#### [PROBLEM DESCRIPTION]
The expected output is every entry below, exact in every character.

EXCERPTED DATA START

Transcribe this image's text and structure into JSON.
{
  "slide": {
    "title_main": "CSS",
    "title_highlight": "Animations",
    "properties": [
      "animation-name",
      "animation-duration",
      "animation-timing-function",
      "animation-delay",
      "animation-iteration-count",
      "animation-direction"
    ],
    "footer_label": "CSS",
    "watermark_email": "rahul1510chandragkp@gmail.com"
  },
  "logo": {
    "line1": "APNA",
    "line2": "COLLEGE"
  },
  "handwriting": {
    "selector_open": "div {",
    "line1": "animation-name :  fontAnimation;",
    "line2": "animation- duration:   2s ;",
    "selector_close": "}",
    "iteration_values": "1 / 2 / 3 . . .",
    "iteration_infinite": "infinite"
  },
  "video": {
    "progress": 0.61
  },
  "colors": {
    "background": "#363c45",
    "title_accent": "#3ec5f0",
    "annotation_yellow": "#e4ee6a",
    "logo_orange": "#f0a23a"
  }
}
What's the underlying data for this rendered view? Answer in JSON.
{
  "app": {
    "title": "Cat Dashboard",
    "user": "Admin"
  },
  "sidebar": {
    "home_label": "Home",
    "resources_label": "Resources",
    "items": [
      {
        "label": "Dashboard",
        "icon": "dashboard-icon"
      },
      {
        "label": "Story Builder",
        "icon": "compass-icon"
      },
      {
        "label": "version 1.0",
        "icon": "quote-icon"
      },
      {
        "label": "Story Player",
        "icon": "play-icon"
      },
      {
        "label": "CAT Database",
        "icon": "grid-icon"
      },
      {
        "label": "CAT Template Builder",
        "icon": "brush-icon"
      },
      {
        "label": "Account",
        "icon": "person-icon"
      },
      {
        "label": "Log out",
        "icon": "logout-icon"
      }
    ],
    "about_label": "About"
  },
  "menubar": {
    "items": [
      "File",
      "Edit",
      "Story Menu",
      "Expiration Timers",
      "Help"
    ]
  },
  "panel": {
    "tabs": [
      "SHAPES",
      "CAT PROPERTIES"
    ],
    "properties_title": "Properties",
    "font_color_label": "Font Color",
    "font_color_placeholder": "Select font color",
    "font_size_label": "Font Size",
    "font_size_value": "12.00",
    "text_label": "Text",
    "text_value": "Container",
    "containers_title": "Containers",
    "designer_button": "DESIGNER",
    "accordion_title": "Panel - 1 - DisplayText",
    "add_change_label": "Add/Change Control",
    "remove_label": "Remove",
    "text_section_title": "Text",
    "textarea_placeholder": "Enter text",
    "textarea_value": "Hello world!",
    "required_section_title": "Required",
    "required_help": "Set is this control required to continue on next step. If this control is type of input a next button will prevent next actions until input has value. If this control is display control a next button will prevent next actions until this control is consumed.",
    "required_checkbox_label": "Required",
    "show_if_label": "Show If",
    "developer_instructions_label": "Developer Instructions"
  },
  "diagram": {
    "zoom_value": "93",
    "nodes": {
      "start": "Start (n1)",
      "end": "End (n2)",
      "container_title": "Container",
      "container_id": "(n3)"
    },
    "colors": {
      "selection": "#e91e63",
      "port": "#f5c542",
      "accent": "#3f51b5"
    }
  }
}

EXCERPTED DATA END

#### [RESPONSE TO THIS TASK]
Transcribe this image's text and structure into JSON.
{
  "slide": {
    "title_main": "CSS",
    "title_highlight": "Animations",
    "properties": [
      "animation-name",
      "animation-duration",
      "animation-timing-function",
      "animation-delay",
      "animation-iteration-count",
      "animation-direction"
    ],
    "footer_label": "CSS",
    "watermark_email": "rahul1510chandragkp@gmail.com"
  },
  "logo": {
    "line1": "APNA",
    "line2": "COLLEGE"
  },
  "handwriting": {
    "selector_open": "div {",
    "line1": "animation-name :  fontAnimation;",
    "line2": "animation- duration:   2s ;",
    "selector_close": "}",
    "iteration_values": "1 / 2 / 3 . . .",
    "iteration_infinite": "infinite"
  },
  "video": {
    "progress": 0.61
  },
  "colors": {
    "background": "#363c45",
    "title_accent": "#3ec5f0",
    "annotation_yellow": "#e4ee6a",
    "logo_orange": "#f0a23a"
  }
}
What's the underlying data for this rendered view? Answer in JSON.
{
  "app": {
    "title": "Cat Dashboard",
    "user": "Admin"
  },
  "sidebar": {
    "home_label": "Home",
    "resources_label": "Resources",
    "items": [
      {
        "label": "Dashboard",
        "icon": "dashboard-icon"
      },
      {
        "label": "Story Builder",
        "icon": "compass-icon"
      },
      {
        "label": "version 1.0",
        "icon": "quote-icon"
      },
      {
        "label": "Story Player",
        "icon": "play-icon"
      },
      {
        "label": "CAT Database",
        "icon": "grid-icon"
      },
      {
        "label": "CAT Template Builder",
        "icon": "brush-icon"
      },
      {
        "label": "Account",
        "icon": "person-icon"
      },
      {
        "label": "Log out",
        "icon": "logout-icon"
      }
    ],
    "about_label": "About"
  },
  "menubar": {
    "items": [
      "File",
      "Edit",
      "Story Menu",
      "Expiration Timers",
      "Help"
    ]
  },
  "panel": {
    "tabs": [
      "SHAPES",
      "CAT PROPERTIES"
    ],
    "properties_title": "Properties",
    "font_color_label": "Font Color",
    "font_color_placeholder": "Select font color",
    "font_size_label": "Font Size",
    "font_size_value": "12.00",
    "text_label": "Text",
    "text_value": "Container",
    "containers_title": "Containers",
    "designer_button": "DESIGNER",
    "accordion_title": "Panel - 1 - DisplayText",
    "add_change_label": "Add/Change Control",
    "remove_label": "Remove",
    "text_section_title": "Text",
    "textarea_placeholder": "Enter text",
    "textarea_value": "Hello world!",
    "required_section_title": "Required",
    "required_help": "Set is this control required to continue on next step. If this control is type of input a next button will prevent next actions until input has value. If this control is display control a next button will prevent next actions until this control is consumed.",
    "required_checkbox_label": "Required",
    "show_if_label": "Show If",
    "developer_instructions_label": "Developer Instructions"
  },
  "diagram": {
    "zoom_value": "93",
    "nodes": {
      "start": "Start (n1)",
      "end": "End (n2)",
      "container_title": "Container",
      "container_id": "(n3)"
    },
    "colors": {
      "selection": "#e91e63",
      "port": "#f5c542",
      "accent": "#3f51b5"
    }
  }
}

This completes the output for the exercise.